Excerpts from an interface dataset:

—————

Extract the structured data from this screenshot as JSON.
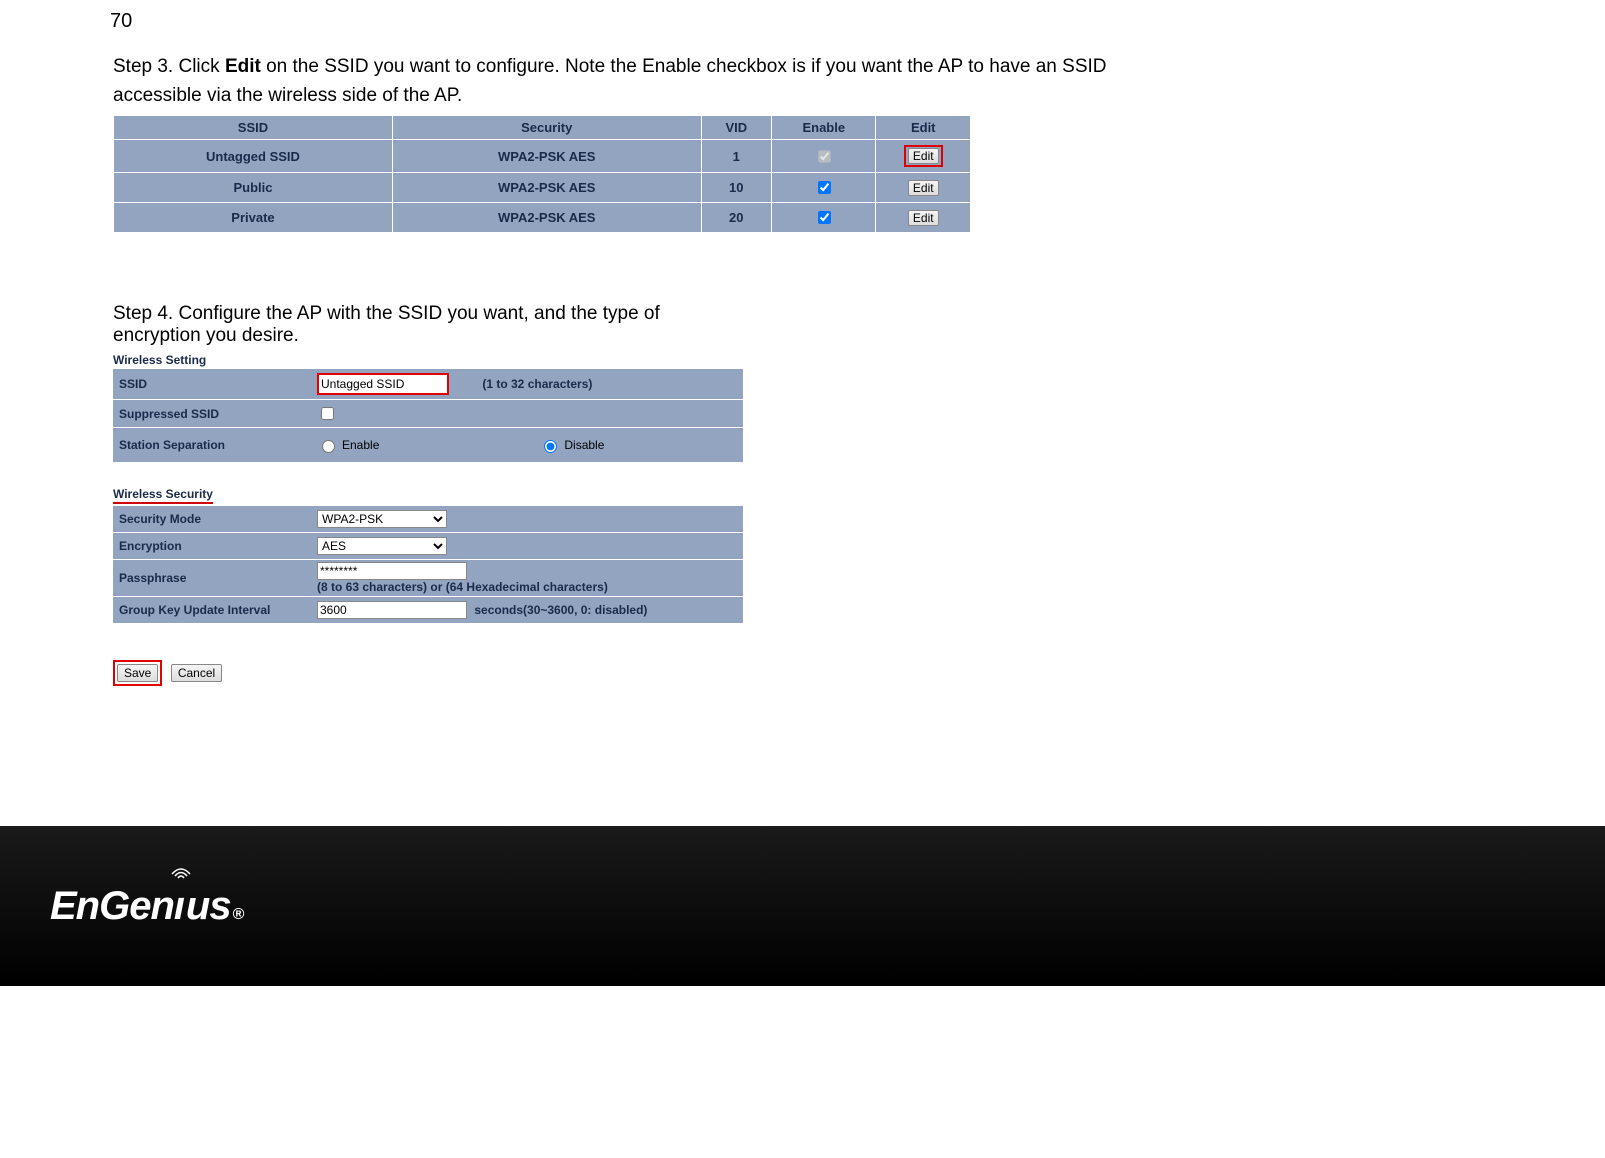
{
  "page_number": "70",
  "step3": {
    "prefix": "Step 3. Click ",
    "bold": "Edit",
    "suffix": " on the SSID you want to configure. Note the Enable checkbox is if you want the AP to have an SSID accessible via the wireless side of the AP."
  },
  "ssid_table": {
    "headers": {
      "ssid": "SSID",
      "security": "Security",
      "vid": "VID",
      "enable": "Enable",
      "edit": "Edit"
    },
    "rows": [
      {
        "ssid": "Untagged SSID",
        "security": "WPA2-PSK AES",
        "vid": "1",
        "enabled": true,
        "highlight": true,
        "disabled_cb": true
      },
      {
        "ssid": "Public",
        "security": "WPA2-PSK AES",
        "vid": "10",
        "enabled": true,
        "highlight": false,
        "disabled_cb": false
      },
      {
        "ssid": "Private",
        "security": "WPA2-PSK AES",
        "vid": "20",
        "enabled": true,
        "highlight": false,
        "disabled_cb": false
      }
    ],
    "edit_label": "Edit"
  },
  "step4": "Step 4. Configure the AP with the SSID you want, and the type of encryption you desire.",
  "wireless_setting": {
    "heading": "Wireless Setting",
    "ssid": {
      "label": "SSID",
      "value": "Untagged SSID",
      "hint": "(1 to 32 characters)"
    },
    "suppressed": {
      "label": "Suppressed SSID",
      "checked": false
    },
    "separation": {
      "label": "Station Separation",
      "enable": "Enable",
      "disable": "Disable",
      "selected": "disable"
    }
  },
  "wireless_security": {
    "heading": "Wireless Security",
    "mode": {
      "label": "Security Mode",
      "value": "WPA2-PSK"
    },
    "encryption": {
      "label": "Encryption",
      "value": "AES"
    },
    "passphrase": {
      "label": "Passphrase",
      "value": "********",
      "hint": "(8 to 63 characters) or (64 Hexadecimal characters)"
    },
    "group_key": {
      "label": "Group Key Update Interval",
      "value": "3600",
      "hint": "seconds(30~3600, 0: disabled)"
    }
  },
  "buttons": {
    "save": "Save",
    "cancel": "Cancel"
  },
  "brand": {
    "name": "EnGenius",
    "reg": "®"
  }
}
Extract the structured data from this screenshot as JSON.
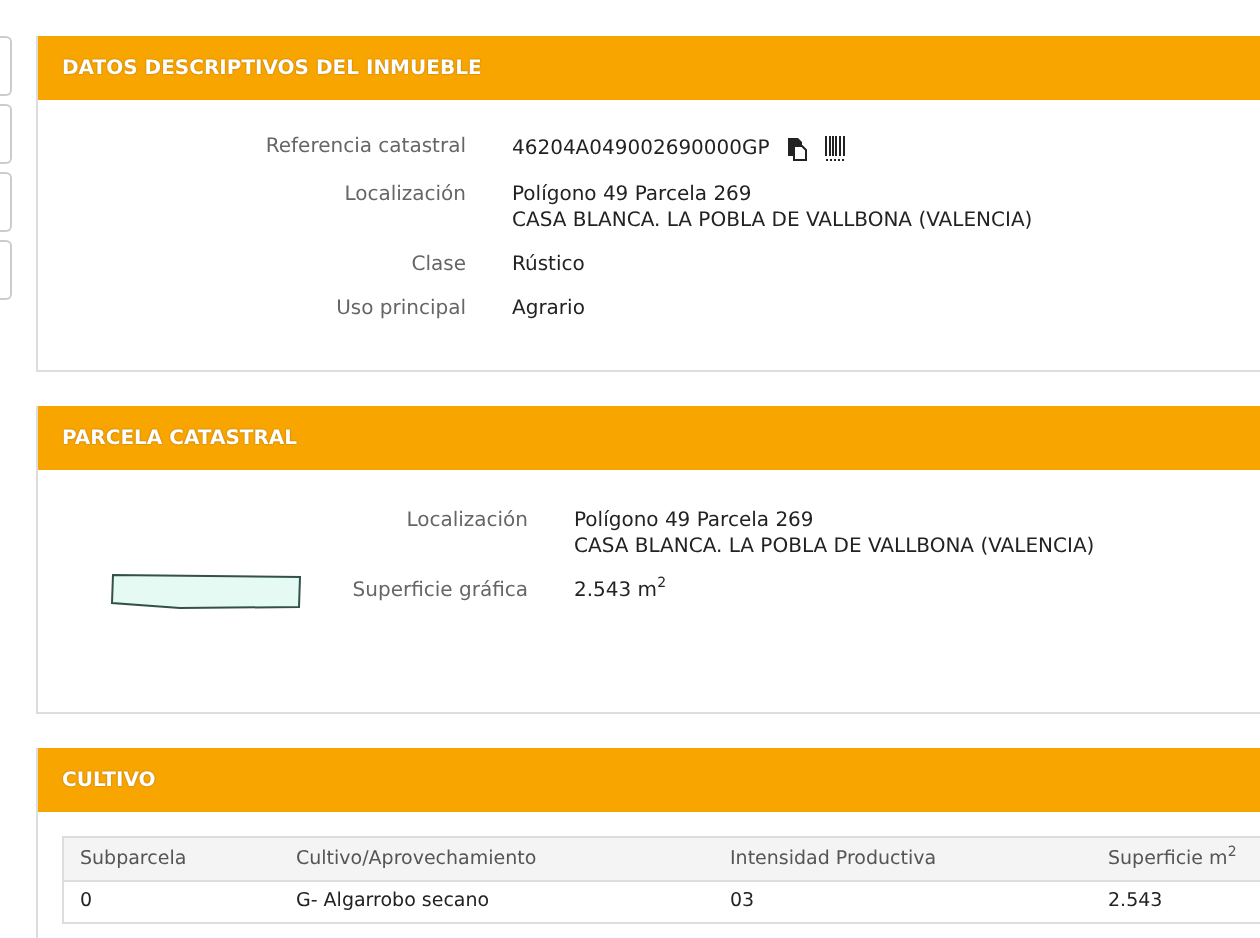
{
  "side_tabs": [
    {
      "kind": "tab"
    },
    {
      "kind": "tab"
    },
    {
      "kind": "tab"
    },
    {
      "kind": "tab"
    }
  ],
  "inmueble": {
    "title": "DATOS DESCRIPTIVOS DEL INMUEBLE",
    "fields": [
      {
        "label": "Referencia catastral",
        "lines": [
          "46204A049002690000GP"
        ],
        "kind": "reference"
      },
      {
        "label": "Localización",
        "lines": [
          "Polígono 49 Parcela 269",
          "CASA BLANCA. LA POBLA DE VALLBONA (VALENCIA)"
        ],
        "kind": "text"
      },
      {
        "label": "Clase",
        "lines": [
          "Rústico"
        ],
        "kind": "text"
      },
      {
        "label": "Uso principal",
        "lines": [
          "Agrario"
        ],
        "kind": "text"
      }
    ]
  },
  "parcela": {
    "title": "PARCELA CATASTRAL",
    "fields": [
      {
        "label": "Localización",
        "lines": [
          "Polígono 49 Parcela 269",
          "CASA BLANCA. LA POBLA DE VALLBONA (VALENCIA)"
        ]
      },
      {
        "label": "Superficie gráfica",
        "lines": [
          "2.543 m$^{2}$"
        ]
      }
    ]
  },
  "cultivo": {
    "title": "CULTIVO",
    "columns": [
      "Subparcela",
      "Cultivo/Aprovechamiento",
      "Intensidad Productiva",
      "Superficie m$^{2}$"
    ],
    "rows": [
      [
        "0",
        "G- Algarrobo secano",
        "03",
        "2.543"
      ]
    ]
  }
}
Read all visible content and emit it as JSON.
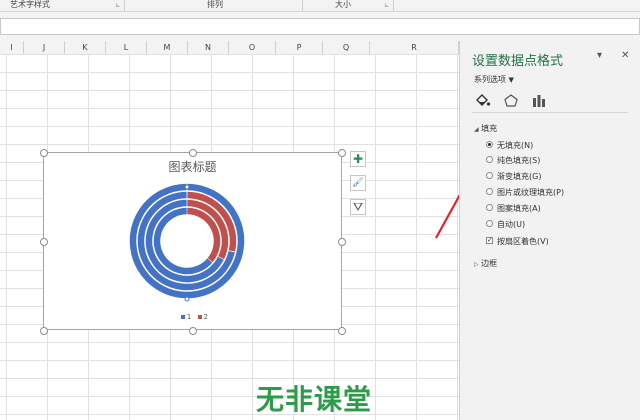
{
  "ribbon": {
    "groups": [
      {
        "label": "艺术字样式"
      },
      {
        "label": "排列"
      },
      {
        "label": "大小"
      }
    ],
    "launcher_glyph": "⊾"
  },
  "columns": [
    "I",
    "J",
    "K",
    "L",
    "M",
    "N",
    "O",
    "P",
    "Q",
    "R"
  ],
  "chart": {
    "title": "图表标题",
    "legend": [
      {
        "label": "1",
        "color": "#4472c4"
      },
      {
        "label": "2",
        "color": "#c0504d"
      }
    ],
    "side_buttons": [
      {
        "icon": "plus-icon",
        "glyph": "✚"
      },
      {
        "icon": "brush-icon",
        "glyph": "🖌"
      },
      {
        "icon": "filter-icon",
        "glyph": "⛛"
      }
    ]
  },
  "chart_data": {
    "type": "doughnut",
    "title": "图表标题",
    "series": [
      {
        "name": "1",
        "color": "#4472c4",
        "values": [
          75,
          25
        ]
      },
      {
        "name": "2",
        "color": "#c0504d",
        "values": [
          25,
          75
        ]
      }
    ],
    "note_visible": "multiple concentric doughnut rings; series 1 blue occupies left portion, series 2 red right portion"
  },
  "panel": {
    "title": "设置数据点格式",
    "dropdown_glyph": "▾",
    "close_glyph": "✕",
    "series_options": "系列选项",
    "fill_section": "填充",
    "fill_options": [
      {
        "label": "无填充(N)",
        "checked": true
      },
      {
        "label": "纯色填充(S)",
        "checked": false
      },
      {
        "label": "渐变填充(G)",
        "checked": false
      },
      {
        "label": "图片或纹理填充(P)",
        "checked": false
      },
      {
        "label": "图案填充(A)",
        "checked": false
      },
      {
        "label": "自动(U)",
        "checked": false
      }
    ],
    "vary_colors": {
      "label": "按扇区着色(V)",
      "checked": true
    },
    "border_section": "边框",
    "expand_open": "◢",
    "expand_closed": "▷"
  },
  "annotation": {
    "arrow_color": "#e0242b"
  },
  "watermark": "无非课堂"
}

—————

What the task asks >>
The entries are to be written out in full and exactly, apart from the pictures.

Answer to the exercise >>
Extract the structured data from this screenshot as JSON.
{
  "page_number": "70",
  "step3": {
    "prefix": "Step 3. Click ",
    "bold": "Edit",
    "suffix": " on the SSID you want to configure. Note the Enable checkbox is if you want the AP to have an SSID accessible via the wireless side of the AP."
  },
  "ssid_table": {
    "headers": {
      "ssid": "SSID",
      "security": "Security",
      "vid": "VID",
      "enable": "Enable",
      "edit": "Edit"
    },
    "rows": [
      {
        "ssid": "Untagged SSID",
        "security": "WPA2-PSK AES",
        "vid": "1",
        "enabled": true,
        "highlight": true,
        "disabled_cb": true
      },
      {
        "ssid": "Public",
        "security": "WPA2-PSK AES",
        "vid": "10",
        "enabled": true,
        "highlight": false,
        "disabled_cb": false
      },
      {
        "ssid": "Private",
        "security": "WPA2-PSK AES",
        "vid": "20",
        "enabled": true,
        "highlight": false,
        "disabled_cb": false
      }
    ],
    "edit_label": "Edit"
  },
  "step4": "Step 4. Configure the AP with the SSID you want, and the type of encryption you desire.",
  "wireless_setting": {
    "heading": "Wireless Setting",
    "ssid": {
      "label": "SSID",
      "value": "Untagged SSID",
      "hint": "(1 to 32 characters)"
    },
    "suppressed": {
      "label": "Suppressed SSID",
      "checked": false
    },
    "separation": {
      "label": "Station Separation",
      "enable": "Enable",
      "disable": "Disable",
      "selected": "disable"
    }
  },
  "wireless_security": {
    "heading": "Wireless Security",
    "mode": {
      "label": "Security Mode",
      "value": "WPA2-PSK"
    },
    "encryption": {
      "label": "Encryption",
      "value": "AES"
    },
    "passphrase": {
      "label": "Passphrase",
      "value": "********",
      "hint": "(8 to 63 characters) or (64 Hexadecimal characters)"
    },
    "group_key": {
      "label": "Group Key Update Interval",
      "value": "3600",
      "hint": "seconds(30~3600, 0: disabled)"
    }
  },
  "buttons": {
    "save": "Save",
    "cancel": "Cancel"
  },
  "brand": {
    "name": "EnGenius",
    "reg": "®"
  }
}
Extract the structured data from this screenshot as JSON.
{
  "side_tabs": [
    {
      "kind": "tab"
    },
    {
      "kind": "tab"
    },
    {
      "kind": "tab"
    },
    {
      "kind": "tab"
    }
  ],
  "inmueble": {
    "title": "DATOS DESCRIPTIVOS DEL INMUEBLE",
    "fields": [
      {
        "label": "Referencia catastral",
        "lines": [
          "46204A049002690000GP"
        ],
        "kind": "reference"
      },
      {
        "label": "Localización",
        "lines": [
          "Polígono 49 Parcela 269",
          "CASA BLANCA. LA POBLA DE VALLBONA (VALENCIA)"
        ],
        "kind": "text"
      },
      {
        "label": "Clase",
        "lines": [
          "Rústico"
        ],
        "kind": "text"
      },
      {
        "label": "Uso principal",
        "lines": [
          "Agrario"
        ],
        "kind": "text"
      }
    ]
  },
  "parcela": {
    "title": "PARCELA CATASTRAL",
    "fields": [
      {
        "label": "Localización",
        "lines": [
          "Polígono 49 Parcela 269",
          "CASA BLANCA. LA POBLA DE VALLBONA (VALENCIA)"
        ]
      },
      {
        "label": "Superficie gráfica",
        "lines": [
          "2.543 m$^{2}$"
        ]
      }
    ]
  },
  "cultivo": {
    "title": "CULTIVO",
    "columns": [
      "Subparcela",
      "Cultivo/Aprovechamiento",
      "Intensidad Productiva",
      "Superficie m$^{2}$"
    ],
    "rows": [
      [
        "0",
        "G- Algarrobo secano",
        "03",
        "2.543"
      ]
    ]
  }
}
Read all visible content and emit it as JSON.
{
  "ribbon": {
    "groups": [
      {
        "label": "艺术字样式"
      },
      {
        "label": "排列"
      },
      {
        "label": "大小"
      }
    ],
    "launcher_glyph": "⊾"
  },
  "columns": [
    "I",
    "J",
    "K",
    "L",
    "M",
    "N",
    "O",
    "P",
    "Q",
    "R"
  ],
  "chart": {
    "title": "图表标题",
    "legend": [
      {
        "label": "1",
        "color": "#4472c4"
      },
      {
        "label": "2",
        "color": "#c0504d"
      }
    ],
    "side_buttons": [
      {
        "icon": "plus-icon",
        "glyph": "✚"
      },
      {
        "icon": "brush-icon",
        "glyph": "🖌"
      },
      {
        "icon": "filter-icon",
        "glyph": "⛛"
      }
    ]
  },
  "chart_data": {
    "type": "doughnut",
    "title": "图表标题",
    "series": [
      {
        "name": "1",
        "color": "#4472c4",
        "values": [
          75,
          25
        ]
      },
      {
        "name": "2",
        "color": "#c0504d",
        "values": [
          25,
          75
        ]
      }
    ],
    "note_visible": "multiple concentric doughnut rings; series 1 blue occupies left portion, series 2 red right portion"
  },
  "panel": {
    "title": "设置数据点格式",
    "dropdown_glyph": "▾",
    "close_glyph": "✕",
    "series_options": "系列选项",
    "fill_section": "填充",
    "fill_options": [
      {
        "label": "无填充(N)",
        "checked": true
      },
      {
        "label": "纯色填充(S)",
        "checked": false
      },
      {
        "label": "渐变填充(G)",
        "checked": false
      },
      {
        "label": "图片或纹理填充(P)",
        "checked": false
      },
      {
        "label": "图案填充(A)",
        "checked": false
      },
      {
        "label": "自动(U)",
        "checked": false
      }
    ],
    "vary_colors": {
      "label": "按扇区着色(V)",
      "checked": true
    },
    "border_section": "边框",
    "expand_open": "◢",
    "expand_closed": "▷"
  },
  "annotation": {
    "arrow_color": "#e0242b"
  },
  "watermark": "无非课堂"
}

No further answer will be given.